Government agencies at all levels provide essential services to their communities and constituents. We communicators are charged, of course, with telling people about the important work of our agencies, and we produce a great deal of communication products to spread the word. We use websites, newsletters, promotional campaigns, and social media outlets, among other tools, but of course, none of these are of any value if people aren’t paying attention to them.
Of all the products that government agencies develop, blogs are perhaps the most challenging. Keeping them fresh and interesting can be quite a task. Once we’ve got the thing going and get followers, we’ve got to continuously feed the beast with new content or we quickly lose our audience.
That’s why I was so thrilled recently when I saw so many government agencies listed as having “must-read” blogs in the technology realm.
Last week, FedTech magazine posted their picks for the 50 Must-Read Federal I.T. Blogs for 2014, and earlier this month its counterpart StateTech magazine posted the 50 Must-Read State and Local I.T. Blogs for 2014. While there are many non-government organizations, think tanks, and media outlets producing blogs in the government technology space, it was wonderful to see government agencies making the list.
Congratulations to the cities of Baltimore, Chicago, New York, and Seattle, and state agencies in California, Georgia, Massachusetts, Nebraska, and North Carolina. On the federal side, congratulations go to the White House for both their Office of Science and Technology Policy and their Open Government blog, Department of Homeland Security’s Science and Technology Directorate (which also had two blogs on the list, including FirstResponder.gov), the Department of Health and Human Resources (also with two blogs), General Services Administration (also with two blogs), Department of Defense, Department of Energy, Environmental Protection Agency, Federal Communications Commission, Federal Trade Commission, U.S. Agency for International Development, U.S. Department of Agriculture, and the federal CIO Council.

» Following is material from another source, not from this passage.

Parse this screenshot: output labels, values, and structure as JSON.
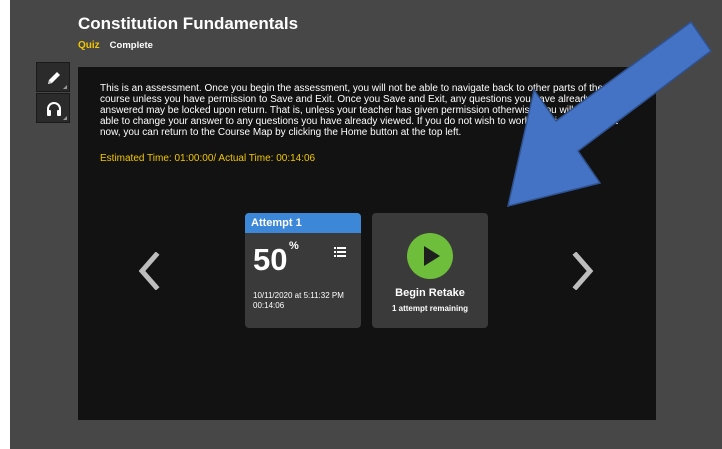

Also, a shout-out goes to our friends in the National Association of Counties, and the National Association of State Chief Information Officers for also making the list.